Day 8 of the arbitration started with the cross examination of letter carrier and negotiating committee member, Stephen Gale. The next witness was Roland Dandy, a letter carrier from Hamilton, ON. Roland testified about having to work overtime on his route almost every day. He attributed this to heavy volumes of parcels and the preparation and delivery of neighbourhood mail. There will be testimony from two experts on one bundle delivery and percentage of coverage. Roland was followed by Director of Research and member of the negotiating committee, Geoff Bickerton who testified on the history of the RSMC organizing, the first collective agreement and the three reopeners.
Latest Arbitration News: Day 7
Friday March 22 2019
On March 19, the day started out with a visit to the Kanata Depot with Arbitrator MacPherson. The purpose of the visit was to show not only the work environment of Letter Carriers, RSMC’s and PO4’s, but to also to allow the Arbitrator to see an actual facility with all the mail products and how it is processed for delivery.
Friday March 15 2019
Day six of the arbitration for our collective agreements has now been completed. On March 14, 2019 we continued to present our evidence on issues related to letter carrier delivery and over burdening. Cari-Anne Gordon, a letter carrier from Saskatoon was cross-examined by Canada Post’s counsel regarding the video footage of her delivering on her route and her testimony on the difficulties of using the back-to-back method. National Union Representative Carl Girouard testified on the history of the arbitration on the two-bundle delivery methods.
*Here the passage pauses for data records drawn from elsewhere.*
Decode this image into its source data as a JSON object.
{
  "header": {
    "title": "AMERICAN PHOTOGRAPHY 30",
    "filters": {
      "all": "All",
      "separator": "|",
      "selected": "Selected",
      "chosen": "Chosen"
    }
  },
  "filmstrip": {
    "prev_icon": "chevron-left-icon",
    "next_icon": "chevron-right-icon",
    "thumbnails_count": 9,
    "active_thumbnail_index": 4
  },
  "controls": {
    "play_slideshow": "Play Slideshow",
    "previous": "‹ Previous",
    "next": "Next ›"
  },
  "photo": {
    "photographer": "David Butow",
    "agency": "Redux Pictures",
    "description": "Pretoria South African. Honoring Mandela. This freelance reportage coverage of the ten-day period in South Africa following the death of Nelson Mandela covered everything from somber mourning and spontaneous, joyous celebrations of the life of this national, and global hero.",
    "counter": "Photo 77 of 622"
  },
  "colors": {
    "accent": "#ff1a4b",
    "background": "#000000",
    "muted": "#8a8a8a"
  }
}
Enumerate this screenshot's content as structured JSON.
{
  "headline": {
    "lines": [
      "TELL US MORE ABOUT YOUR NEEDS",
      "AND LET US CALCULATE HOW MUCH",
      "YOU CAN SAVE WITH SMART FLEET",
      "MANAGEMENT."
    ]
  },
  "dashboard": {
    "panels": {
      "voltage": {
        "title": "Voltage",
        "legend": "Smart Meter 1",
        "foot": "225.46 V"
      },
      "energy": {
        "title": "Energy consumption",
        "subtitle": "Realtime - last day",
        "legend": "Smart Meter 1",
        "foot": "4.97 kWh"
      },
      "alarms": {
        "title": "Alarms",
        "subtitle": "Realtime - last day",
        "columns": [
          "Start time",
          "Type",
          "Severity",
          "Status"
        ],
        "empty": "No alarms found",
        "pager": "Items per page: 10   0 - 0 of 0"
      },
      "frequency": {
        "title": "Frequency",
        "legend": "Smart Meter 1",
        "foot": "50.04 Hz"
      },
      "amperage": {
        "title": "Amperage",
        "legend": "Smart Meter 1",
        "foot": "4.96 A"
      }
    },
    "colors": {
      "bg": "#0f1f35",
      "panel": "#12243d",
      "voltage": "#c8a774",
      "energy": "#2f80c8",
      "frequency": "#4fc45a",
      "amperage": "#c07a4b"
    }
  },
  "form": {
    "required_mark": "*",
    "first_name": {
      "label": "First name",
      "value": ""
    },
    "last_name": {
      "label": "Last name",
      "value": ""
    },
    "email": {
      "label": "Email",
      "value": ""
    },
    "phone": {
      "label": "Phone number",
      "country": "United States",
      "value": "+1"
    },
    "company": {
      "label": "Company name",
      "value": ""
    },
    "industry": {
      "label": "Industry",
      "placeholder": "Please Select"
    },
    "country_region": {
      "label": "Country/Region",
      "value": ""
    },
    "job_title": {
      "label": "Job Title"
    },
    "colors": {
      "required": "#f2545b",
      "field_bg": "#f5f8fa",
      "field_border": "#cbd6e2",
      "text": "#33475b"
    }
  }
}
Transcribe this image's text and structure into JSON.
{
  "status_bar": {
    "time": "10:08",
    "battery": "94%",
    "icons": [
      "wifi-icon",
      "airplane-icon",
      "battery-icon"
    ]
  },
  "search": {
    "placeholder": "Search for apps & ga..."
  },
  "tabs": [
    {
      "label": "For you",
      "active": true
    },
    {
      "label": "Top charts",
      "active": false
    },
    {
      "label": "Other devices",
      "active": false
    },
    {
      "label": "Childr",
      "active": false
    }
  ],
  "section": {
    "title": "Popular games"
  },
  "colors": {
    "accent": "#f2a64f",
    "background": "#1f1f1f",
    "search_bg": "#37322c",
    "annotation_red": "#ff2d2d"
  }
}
He walked the arbitrator through the many decisions, the ergonomic study relating to this unsafe delivery method and the need to have this finally resolved.